FDA approves new therapy for rare form of blood cancers called myelodysplastic syndromes

Oct. 25, 2023
The FDA granted the approval of Tibsovo to Servier Pharmaceuticals LLC. The FDA granted the approval of the RealTime IDH1 Assay to Abbott Laboratories.

The U.S. Food and Drug Administration approved Tibsovo (ivosidenib) for the treatment of adult patients with relapsed or refractory (R/R) myelodysplastic syndromes (MDS) with an isocitrate dehydrogenase-1 (IDH1) mutation as detected by an FDA-approved test. The agency also approved the Abbott RealTime IDH1 Assay as a companion diagnostic for the selection of R/R MDS patients with an IDH1 mutation. 

Tibsovo was previously approved for certain adults with newly diagnosed Acute Myeloid Leukemia (AML), relapsed or refractory AML and locally advanced or metastatic cholangiocarcinoma. The Abbott RealTime IDH1 Assay was also previously approved as a companion diagnostic to identify AML patients with an IDH1 mutation for treatment with Tibsovo or Rezlidhia (olutasidenib).

The effectiveness of Tibsovo for this new indication was evaluated in an open-label, single-arm, multicenter study of 18 adult patients with relapsed or refractory MDS with an IDH1 mutation. IDH1 mutations were detected in peripheral blood or bone marrow by a local or central diagnostic test and confirmed retrospectively using the Abbott RealTime IDH1 Assay. Tibsovo was given orally at a starting dose of 500 milligram daily continuous for 28-day cycles until disease progression, development of unacceptable toxicity or undergoing bone marrow transplantation. 

The main efficacy outcome measures were the rate of complete remission or partial remission, the duration of complete remission or partial remission and the rate of conversion from transfusion dependence to transfusion independence. The complete remission or partial remission rate was 39% (7/18). All observed responses were complete remissions and the median duration of complete remission ranged from 1.9 to 80.8 months. For patients who achieved a complete remission, the median time to complete remission was 1.9 months. Among the nine patients who required transfusions of blood or platelets due to MDS at the start of the study, six (67%) no longer required transfusions after treatment with Tibsovo. 

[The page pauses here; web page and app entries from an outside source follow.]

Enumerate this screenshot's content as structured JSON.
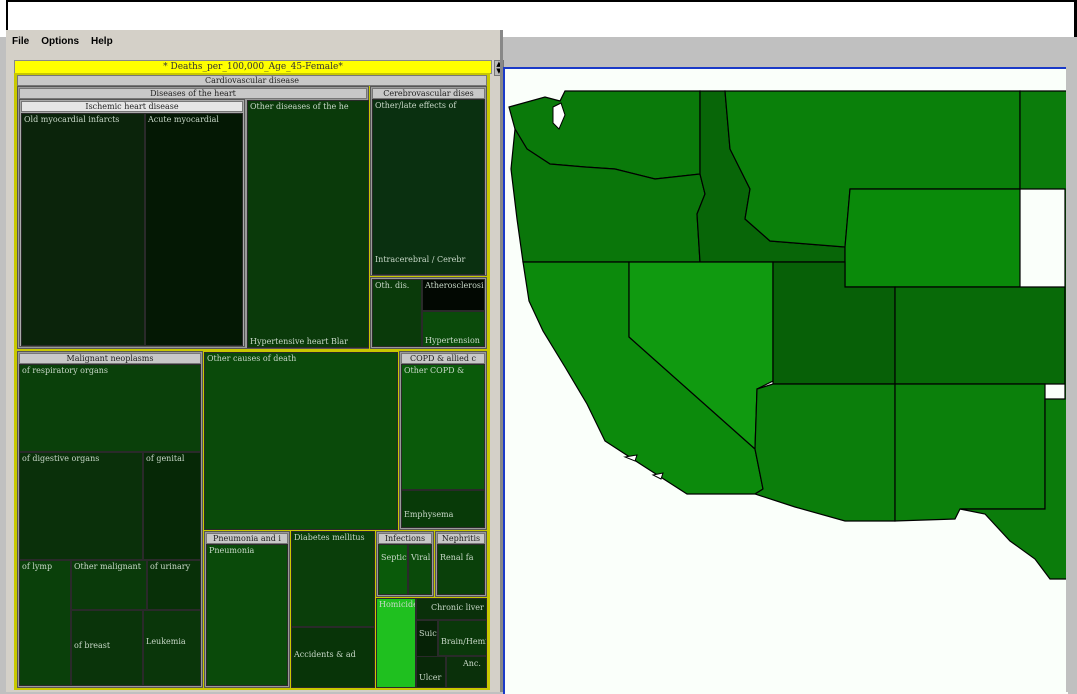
{
  "menu": {
    "items": [
      "File",
      "Options",
      "Help"
    ]
  },
  "window_title": "* Deaths_per_100,000_Age_45-Female*",
  "treemap": {
    "root_label": "Cardiovascular disease",
    "groups": {
      "heart": {
        "label": "Diseases of the heart",
        "ischemic": {
          "label": "Ischemic heart disease",
          "leaves": [
            "Old myocardial infarcts",
            "Acute myocardial"
          ]
        },
        "other_label": "Other diseases of the he",
        "hypertensive_label": "Hypertensive heart Blar"
      },
      "cerebro": {
        "label": "Cerebrovascular dises",
        "leaves": [
          "Other/late effects of",
          "Intracerebral / Cerebr"
        ]
      },
      "other_cardio": {
        "leaves": [
          "Oth. dis.",
          "Atherosclerosis",
          "Hypertension"
        ]
      },
      "malignant": {
        "label": "Malignant neoplasms",
        "leaves": [
          "of respiratory organs",
          "of digestive organs",
          "of genital",
          "of lymp",
          "Other malignant",
          "of urinary",
          "of breast",
          "Leukemia"
        ]
      },
      "other_causes_label": "Other causes of death",
      "copd": {
        "label": "COPD & allied c",
        "leaves": [
          "Other COPD &",
          "Emphysema"
        ]
      },
      "pneumonia": {
        "label": "Pneumonia and i",
        "leaf": "Pneumonia"
      },
      "diabetes_label": "Diabetes mellitus",
      "accidents_label": "Accidents & ad",
      "infections": {
        "label": "Infections",
        "leaves": [
          "Septic",
          "Viral"
        ]
      },
      "nephritis": {
        "label": "Nephritis",
        "leaf": "Renal fa"
      },
      "small_leaves": [
        "Homicide",
        "Chronic liver",
        "Suicide",
        "Brain/Hemis",
        "Ulcer",
        "Anc."
      ]
    }
  },
  "map": {
    "states": [
      {
        "name": "Washington",
        "color": "#0a7a0a"
      },
      {
        "name": "Oregon",
        "color": "#0a760a"
      },
      {
        "name": "Idaho",
        "color": "#086608"
      },
      {
        "name": "Montana",
        "color": "#0a800a"
      },
      {
        "name": "Wyoming",
        "color": "#0a8a0a"
      },
      {
        "name": "California",
        "color": "#0c8a0c"
      },
      {
        "name": "Nevada",
        "color": "#109a10"
      },
      {
        "name": "Utah",
        "color": "#076007"
      },
      {
        "name": "Colorado",
        "color": "#086a08"
      },
      {
        "name": "Arizona",
        "color": "#0b7e0b"
      },
      {
        "name": "New Mexico",
        "color": "#0b800b"
      },
      {
        "name": "Texas",
        "color": "#0b7c0b"
      }
    ]
  }
}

The most common side effects were similar to common side effects seen with ivosidenib monotherapy for patients with AML. This includes diarrhea, constipation, nausea, joint pain, fatigue, cough, muscle aches and rash. Tibsovo may also cause a condition which can lead to abnormal heart rhythms called QTc prolongation. 

The prescribing information for Tibsovo includes a boxed warning that an adverse reaction known as differentiation syndrome can occur and can be fatal if not treated. Signs and symptoms of differentiation syndrome may include fever, difficulty breathing (dyspnea), low oxygen levels, inflammation in the lungs (radiographic pulmonary infiltrates), fluid around the lungs or heart (pleural or pericardial effusions), rapid weight gain, swelling (peripheral edema) or liver (hepatic), kidney (renal) or multi-organ dysfunction. At first suspicion of symptoms, health care providers should treat patients with corticosteroids and monitor patients closely until symptoms go away. 

Tibsovo was granted Priority Review designation, under which the FDA’s goal is to take action on an application within six months where the agency determines that the drug, if approved, would significantly improve the safety or effectiveness of treating, diagnosing or preventing a serious condition. Tibsovo also received FDA Breakthrough Therapy designation and Orphan Drug designation for the indication noted above. Orphan drug designation provides incentives to assist and encourage drug development for rare diseases.

FDA release